Google has collaborated with the University of Oregon for a study on digital wellbeing that delves into how phones affect mental health. In a recent post on the company blog, Dr. Nicholas Allen, the director of the Center for Digital Mental Health at the University of Oregon and a lead researcher for the study, said that this research will help uncover insights that help us all build a future where digital products may support us in living healthier and happier lives.
Allen said in the post that they are using “passive and continuous sensing technology, rather than relying only on self-reports like most other researches done previously”. The study also uses participants’ phones to directly measure many of the well-established building blocks of wellbeing, such as sleep and physical activity.

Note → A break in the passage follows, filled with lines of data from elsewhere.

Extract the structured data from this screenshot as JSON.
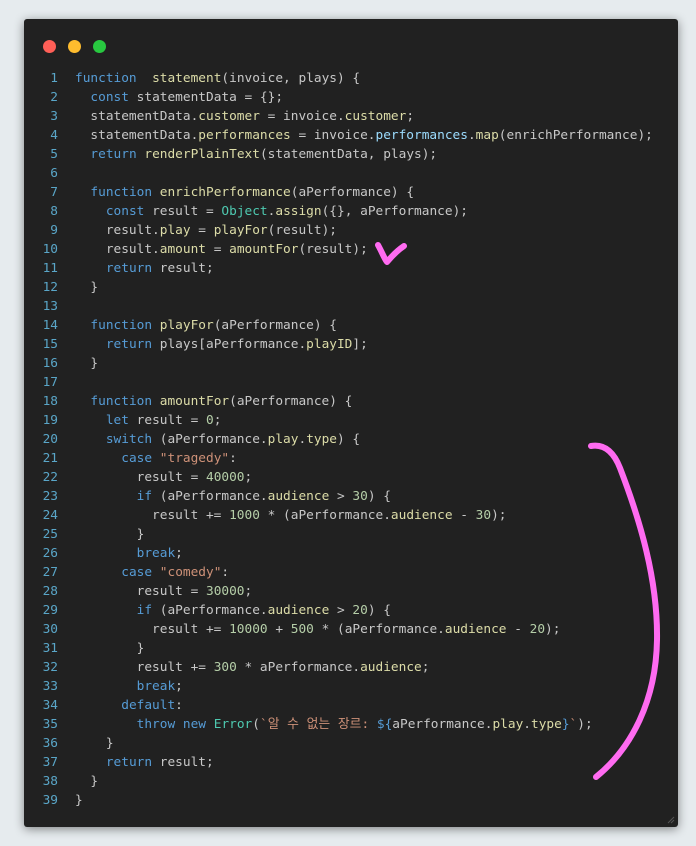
{
  "window": {
    "controls": [
      {
        "name": "close",
        "color": "#ff5f57"
      },
      {
        "name": "minimize",
        "color": "#febc2e"
      },
      {
        "name": "zoom",
        "color": "#28c840"
      }
    ]
  },
  "theme": {
    "keyword": "#569cd6",
    "function": "#dcdca8",
    "property": "#9cdcfe",
    "string": "#ce9178",
    "number": "#b5cea8",
    "type": "#4ec9b0",
    "text": "#c8c8c8",
    "line_number": "#5aa6c8",
    "annotation": "#ff6bf1"
  },
  "code_lines": [
    {
      "n": "1",
      "tokens": [
        [
          "kw",
          "function"
        ],
        [
          "",
          "  "
        ],
        [
          "fn",
          "statement"
        ],
        [
          "",
          "(invoice, plays) {"
        ]
      ]
    },
    {
      "n": "2",
      "tokens": [
        [
          "",
          "  "
        ],
        [
          "kw",
          "const"
        ],
        [
          "",
          " statementData = {};"
        ]
      ]
    },
    {
      "n": "3",
      "tokens": [
        [
          "",
          "  statementData."
        ],
        [
          "fn",
          "customer"
        ],
        [
          "",
          " = invoice."
        ],
        [
          "fn",
          "customer"
        ],
        [
          "",
          ";"
        ]
      ]
    },
    {
      "n": "4",
      "tokens": [
        [
          "",
          "  statementData."
        ],
        [
          "fn",
          "performances"
        ],
        [
          "",
          " = invoice."
        ],
        [
          "prop",
          "performances"
        ],
        [
          "",
          "."
        ],
        [
          "fn",
          "map"
        ],
        [
          "",
          "(enrichPerformance);"
        ]
      ]
    },
    {
      "n": "5",
      "tokens": [
        [
          "",
          "  "
        ],
        [
          "kw",
          "return"
        ],
        [
          "",
          ""
        ],
        [
          "fn",
          " renderPlainText"
        ],
        [
          "",
          "(statementData, plays);"
        ]
      ]
    },
    {
      "n": "6",
      "tokens": []
    },
    {
      "n": "7",
      "tokens": [
        [
          "",
          "  "
        ],
        [
          "kw",
          "function"
        ],
        [
          "",
          ""
        ],
        [
          "fn",
          " enrichPerformance"
        ],
        [
          "",
          "(aPerformance) {"
        ]
      ]
    },
    {
      "n": "8",
      "tokens": [
        [
          "",
          "    "
        ],
        [
          "kw",
          "const"
        ],
        [
          "",
          " result = "
        ],
        [
          "ty",
          "Object"
        ],
        [
          "",
          "."
        ],
        [
          "fn",
          "assign"
        ],
        [
          "",
          "({}, aPerformance);"
        ]
      ]
    },
    {
      "n": "9",
      "tokens": [
        [
          "",
          "    result."
        ],
        [
          "fn",
          "play"
        ],
        [
          "",
          " = "
        ],
        [
          "fn",
          "playFor"
        ],
        [
          "",
          "(result);"
        ]
      ]
    },
    {
      "n": "10",
      "tokens": [
        [
          "",
          "    result."
        ],
        [
          "fn",
          "amount"
        ],
        [
          "",
          " = "
        ],
        [
          "fn",
          "amountFor"
        ],
        [
          "",
          "(result);"
        ]
      ]
    },
    {
      "n": "11",
      "tokens": [
        [
          "",
          "    "
        ],
        [
          "kw",
          "return"
        ],
        [
          "",
          " result;"
        ]
      ]
    },
    {
      "n": "12",
      "tokens": [
        [
          "",
          "  }"
        ]
      ]
    },
    {
      "n": "13",
      "tokens": []
    },
    {
      "n": "14",
      "tokens": [
        [
          "",
          "  "
        ],
        [
          "kw",
          "function"
        ],
        [
          "",
          ""
        ],
        [
          "fn",
          " playFor"
        ],
        [
          "",
          "(aPerformance) {"
        ]
      ]
    },
    {
      "n": "15",
      "tokens": [
        [
          "",
          "    "
        ],
        [
          "kw",
          "return"
        ],
        [
          "",
          " plays[aPerformance."
        ],
        [
          "fn",
          "playID"
        ],
        [
          "",
          "];"
        ]
      ]
    },
    {
      "n": "16",
      "tokens": [
        [
          "",
          "  }"
        ]
      ]
    },
    {
      "n": "17",
      "tokens": []
    },
    {
      "n": "18",
      "tokens": [
        [
          "",
          "  "
        ],
        [
          "kw",
          "function"
        ],
        [
          "",
          ""
        ],
        [
          "fn",
          " amountFor"
        ],
        [
          "",
          "(aPerformance) {"
        ]
      ]
    },
    {
      "n": "19",
      "tokens": [
        [
          "",
          "    "
        ],
        [
          "kw",
          "let"
        ],
        [
          "",
          " result = "
        ],
        [
          "num",
          "0"
        ],
        [
          "",
          ";"
        ]
      ]
    },
    {
      "n": "20",
      "tokens": [
        [
          "",
          "    "
        ],
        [
          "kw",
          "switch"
        ],
        [
          "",
          " (aPerformance."
        ],
        [
          "fn",
          "play"
        ],
        [
          "",
          "."
        ],
        [
          "fn",
          "type"
        ],
        [
          "",
          ") {"
        ]
      ]
    },
    {
      "n": "21",
      "tokens": [
        [
          "",
          "      "
        ],
        [
          "kw",
          "case"
        ],
        [
          "",
          " "
        ],
        [
          "str",
          "\"tragedy\""
        ],
        [
          "",
          ":"
        ]
      ]
    },
    {
      "n": "22",
      "tokens": [
        [
          "",
          "        result = "
        ],
        [
          "num",
          "40000"
        ],
        [
          "",
          ";"
        ]
      ]
    },
    {
      "n": "23",
      "tokens": [
        [
          "",
          "        "
        ],
        [
          "kw",
          "if"
        ],
        [
          "",
          " (aPerformance."
        ],
        [
          "fn",
          "audience"
        ],
        [
          "",
          " > "
        ],
        [
          "num",
          "30"
        ],
        [
          "",
          ") {"
        ]
      ]
    },
    {
      "n": "24",
      "tokens": [
        [
          "",
          "          result += "
        ],
        [
          "num",
          "1000"
        ],
        [
          "",
          " * (aPerformance."
        ],
        [
          "fn",
          "audience"
        ],
        [
          "",
          " - "
        ],
        [
          "num",
          "30"
        ],
        [
          "",
          ");"
        ]
      ]
    },
    {
      "n": "25",
      "tokens": [
        [
          "",
          "        }"
        ]
      ]
    },
    {
      "n": "26",
      "tokens": [
        [
          "",
          "        "
        ],
        [
          "kw",
          "break"
        ],
        [
          "",
          ";"
        ]
      ]
    },
    {
      "n": "27",
      "tokens": [
        [
          "",
          "      "
        ],
        [
          "kw",
          "case"
        ],
        [
          "",
          " "
        ],
        [
          "str",
          "\"comedy\""
        ],
        [
          "",
          ":"
        ]
      ]
    },
    {
      "n": "28",
      "tokens": [
        [
          "",
          "        result = "
        ],
        [
          "num",
          "30000"
        ],
        [
          "",
          ";"
        ]
      ]
    },
    {
      "n": "29",
      "tokens": [
        [
          "",
          "        "
        ],
        [
          "kw",
          "if"
        ],
        [
          "",
          " (aPerformance."
        ],
        [
          "fn",
          "audience"
        ],
        [
          "",
          " > "
        ],
        [
          "num",
          "20"
        ],
        [
          "",
          ") {"
        ]
      ]
    },
    {
      "n": "30",
      "tokens": [
        [
          "",
          "          result += "
        ],
        [
          "num",
          "10000"
        ],
        [
          "",
          " + "
        ],
        [
          "num",
          "500"
        ],
        [
          "",
          " * (aPerformance."
        ],
        [
          "fn",
          "audience"
        ],
        [
          "",
          " - "
        ],
        [
          "num",
          "20"
        ],
        [
          "",
          ");"
        ]
      ]
    },
    {
      "n": "31",
      "tokens": [
        [
          "",
          "        }"
        ]
      ]
    },
    {
      "n": "32",
      "tokens": [
        [
          "",
          "        result += "
        ],
        [
          "num",
          "300"
        ],
        [
          "",
          " * aPerformance."
        ],
        [
          "fn",
          "audience"
        ],
        [
          "",
          ";"
        ]
      ]
    },
    {
      "n": "33",
      "tokens": [
        [
          "",
          "        "
        ],
        [
          "kw",
          "break"
        ],
        [
          "",
          ";"
        ]
      ]
    },
    {
      "n": "34",
      "tokens": [
        [
          "",
          "      "
        ],
        [
          "kw",
          "default"
        ],
        [
          "",
          ":"
        ]
      ]
    },
    {
      "n": "35",
      "tokens": [
        [
          "",
          "        "
        ],
        [
          "kw",
          "throw"
        ],
        [
          "",
          " "
        ],
        [
          "kw",
          "new"
        ],
        [
          "",
          " "
        ],
        [
          "ty",
          "Error"
        ],
        [
          "",
          "("
        ],
        [
          "str",
          "`알 수 없는 장르: "
        ],
        [
          "kw",
          "${"
        ],
        [
          "",
          "aPerformance."
        ],
        [
          "fn",
          "play"
        ],
        [
          "",
          "."
        ],
        [
          "fn",
          "type"
        ],
        [
          "kw",
          "}"
        ],
        [
          "str",
          "`"
        ],
        [
          "",
          ");"
        ]
      ]
    },
    {
      "n": "36",
      "tokens": [
        [
          "",
          "    }"
        ]
      ]
    },
    {
      "n": "37",
      "tokens": [
        [
          "",
          "    "
        ],
        [
          "kw",
          "return"
        ],
        [
          "",
          " result;"
        ]
      ]
    },
    {
      "n": "38",
      "tokens": [
        [
          "",
          "  }"
        ]
      ]
    },
    {
      "n": "39",
      "tokens": [
        [
          "",
          "}"
        ]
      ]
    }
  ]
}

However, users will have to give “informed consent” to participate and that the data “will be managed according to strict ethical standards and will only be used for research and to inform better products.” It explicitly says that the data “will never be sold or used for advertising.”
The Health Studies app was introduced in December 2020 with a study into respiratory illnesses. People can use the app to sign up as participants in studies, where it’ll collect their data and aggregate it so researchers can see trends for demographics but not an individual’s personal info.
Those interested to contribute to the digital well-being study can download the app from the Play Store and sign up to participate in the study when it launches on Friday, May 27. The study will track user’s phone usage and health patterns for four weeks, the post said.
Apple is also reportedly working on ways to help detect and diagnose conditions such as depression, anxiety and cognitive decline using Apple Watch and iPhone. According to a September 2021 report published in The Wall Street Journal, researchers hope that analysis of data such as mobility, sleep patterns and how people type could spot behaviours associated with those conditions.
“Other measurements could include facial expression analysis and heart and respiration rates. All of the processing would take place on the device, with no data sent to Apple servers,” said the tech major, which collaborated with the University of California (UCLA), Los Angeles and announced the three-year study in August 2020.
These research studies can have tremendous global impact where people are increasingly looking to reduce mindless screen time to enhance their mental wellbeing and ‘quality of life’. It is even more pertinent in countries like India, which is expected to have a billion smartphone users by 2026 from the current 750 million users in 2021, according to the India edition of Deloitte’s 2022 Global TMT (Technology, Media and Entertainment, Telecom) report released in February this year.
Neel Ratan, retired digital government leader — PwC Global Network, said, “Digital health information of patients with their informed consent and due anonymisation, can be of huge benefit in India’s for healthcare research.”
He added that smartphones using Android and Apple platforms can tremendously aid in this process. However, these initiatives can become seamless only when tied with government's Ayushman Bharat Digital Mission.